In Pirkei Avot, “The Ethics of the Fathers,” it is written: “Love work, hate holding power, and do not seek to become intimate with the authorities” (Pirke Avot 1:10). Now, let’s imagine that all the fervently Orthodox rabbis in Israel were men of unassailable virtue, wise like Solomon, gracious as Avraham, learned as Maimonides, humble as Moses, selfless as Mother Teresa. Surely they would eschew office, derive their power from their incorruptibility. Surely it would never occur to them to traverse the conventional corridors of power, to walk in political paths rather than the ways of pleasantness and paths of peace that characterize the Torah.
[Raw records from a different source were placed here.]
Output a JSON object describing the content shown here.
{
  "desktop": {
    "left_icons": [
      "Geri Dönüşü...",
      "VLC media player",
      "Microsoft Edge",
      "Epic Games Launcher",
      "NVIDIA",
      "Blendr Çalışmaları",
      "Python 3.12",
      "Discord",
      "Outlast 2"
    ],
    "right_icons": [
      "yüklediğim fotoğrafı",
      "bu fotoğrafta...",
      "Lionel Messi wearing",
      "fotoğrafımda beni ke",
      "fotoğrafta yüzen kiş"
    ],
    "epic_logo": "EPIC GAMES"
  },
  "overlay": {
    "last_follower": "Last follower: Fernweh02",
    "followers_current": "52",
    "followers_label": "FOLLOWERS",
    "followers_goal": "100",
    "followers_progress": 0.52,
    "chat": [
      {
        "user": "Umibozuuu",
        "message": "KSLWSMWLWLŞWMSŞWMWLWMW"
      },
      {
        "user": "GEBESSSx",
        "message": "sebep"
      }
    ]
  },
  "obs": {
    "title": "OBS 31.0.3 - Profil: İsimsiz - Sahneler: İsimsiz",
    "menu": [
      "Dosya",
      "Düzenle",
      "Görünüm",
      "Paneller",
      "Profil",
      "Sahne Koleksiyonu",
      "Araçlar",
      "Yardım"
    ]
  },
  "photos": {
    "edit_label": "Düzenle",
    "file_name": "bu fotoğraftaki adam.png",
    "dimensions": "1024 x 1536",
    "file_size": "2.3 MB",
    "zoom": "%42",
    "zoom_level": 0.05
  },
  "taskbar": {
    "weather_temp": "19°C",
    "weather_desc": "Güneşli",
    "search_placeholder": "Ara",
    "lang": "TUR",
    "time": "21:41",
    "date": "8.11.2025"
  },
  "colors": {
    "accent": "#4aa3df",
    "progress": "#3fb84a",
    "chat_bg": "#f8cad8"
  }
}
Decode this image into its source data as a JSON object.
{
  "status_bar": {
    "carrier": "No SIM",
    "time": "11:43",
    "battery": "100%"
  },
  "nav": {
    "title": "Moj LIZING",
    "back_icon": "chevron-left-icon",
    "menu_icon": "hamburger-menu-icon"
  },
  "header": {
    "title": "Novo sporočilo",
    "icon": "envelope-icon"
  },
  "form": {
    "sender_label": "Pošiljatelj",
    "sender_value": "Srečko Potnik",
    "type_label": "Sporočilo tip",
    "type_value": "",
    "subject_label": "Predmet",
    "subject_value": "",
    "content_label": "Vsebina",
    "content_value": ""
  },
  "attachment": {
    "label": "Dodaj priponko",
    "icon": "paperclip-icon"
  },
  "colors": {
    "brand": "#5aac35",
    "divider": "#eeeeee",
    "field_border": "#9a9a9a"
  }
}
Surely they would then be honored throughout the land, seen by all as embodiments of the Torah values they study and teach.
The controversial conversion bill now before Israel’s Knesset set out to make conversion easier for those who sought it. But instead of advancing this important objective, the legislation spurred a crisis in the sensitive relationship between North American Jewry and Israel.
In recent days an intense but familiar battle has challenged the Jewish community in Israel and the Diaspora. It’s not about the threat of a nuclear Iran, tensions in U.S.-Israel relations or the plight of Gilad Shalit. This time the conflict lies within — timely given the period of Tisha B’Av and our focus on how infighting has threatened the Jewish community through the ages.
Given the hysteria and defiance that characterized much of the American Jewish response to the provocative “conversion bill” now stalled somewhere in the Knesset, what we’re about to say may sound counter-intuitive. But bear with us. For it is possible that the high stakes drama caused by an Israeli lawmaker’s ham-handed attempt to liberalize the conversion process could bring about just the sort of powerful shock to the system that relations between Israel and Diaspora Jewry desperately need.